*** Given records ***

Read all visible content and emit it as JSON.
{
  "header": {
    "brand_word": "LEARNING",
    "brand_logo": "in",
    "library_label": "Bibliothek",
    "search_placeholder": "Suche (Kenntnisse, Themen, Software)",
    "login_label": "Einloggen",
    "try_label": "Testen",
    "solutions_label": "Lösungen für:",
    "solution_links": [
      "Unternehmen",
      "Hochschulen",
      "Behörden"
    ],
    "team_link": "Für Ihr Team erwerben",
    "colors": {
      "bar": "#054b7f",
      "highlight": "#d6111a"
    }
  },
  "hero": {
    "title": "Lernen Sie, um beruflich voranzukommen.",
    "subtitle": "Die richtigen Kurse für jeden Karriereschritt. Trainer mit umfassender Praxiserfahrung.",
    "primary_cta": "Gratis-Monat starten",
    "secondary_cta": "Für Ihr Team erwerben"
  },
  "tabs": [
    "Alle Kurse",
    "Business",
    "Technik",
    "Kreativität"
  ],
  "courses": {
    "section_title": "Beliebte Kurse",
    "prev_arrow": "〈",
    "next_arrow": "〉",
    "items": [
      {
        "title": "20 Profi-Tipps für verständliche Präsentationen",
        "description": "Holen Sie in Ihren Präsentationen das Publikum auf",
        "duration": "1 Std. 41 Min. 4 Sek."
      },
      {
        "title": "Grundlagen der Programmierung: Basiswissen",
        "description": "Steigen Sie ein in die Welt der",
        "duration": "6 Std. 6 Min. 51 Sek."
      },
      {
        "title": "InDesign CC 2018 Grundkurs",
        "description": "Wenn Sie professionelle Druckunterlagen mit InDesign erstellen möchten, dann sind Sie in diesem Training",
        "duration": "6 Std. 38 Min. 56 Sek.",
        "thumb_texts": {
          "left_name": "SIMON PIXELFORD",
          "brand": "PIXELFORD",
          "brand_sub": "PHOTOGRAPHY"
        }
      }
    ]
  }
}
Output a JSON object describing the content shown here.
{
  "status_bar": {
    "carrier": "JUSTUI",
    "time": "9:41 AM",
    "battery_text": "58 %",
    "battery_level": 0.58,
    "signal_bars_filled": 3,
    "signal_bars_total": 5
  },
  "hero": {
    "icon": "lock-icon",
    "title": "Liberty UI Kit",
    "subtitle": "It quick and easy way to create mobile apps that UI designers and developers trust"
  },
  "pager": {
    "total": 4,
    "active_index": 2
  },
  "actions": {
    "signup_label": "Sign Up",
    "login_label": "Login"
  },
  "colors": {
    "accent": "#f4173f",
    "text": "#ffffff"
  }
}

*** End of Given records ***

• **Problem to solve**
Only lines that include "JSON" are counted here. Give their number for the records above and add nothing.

• **Task output**
2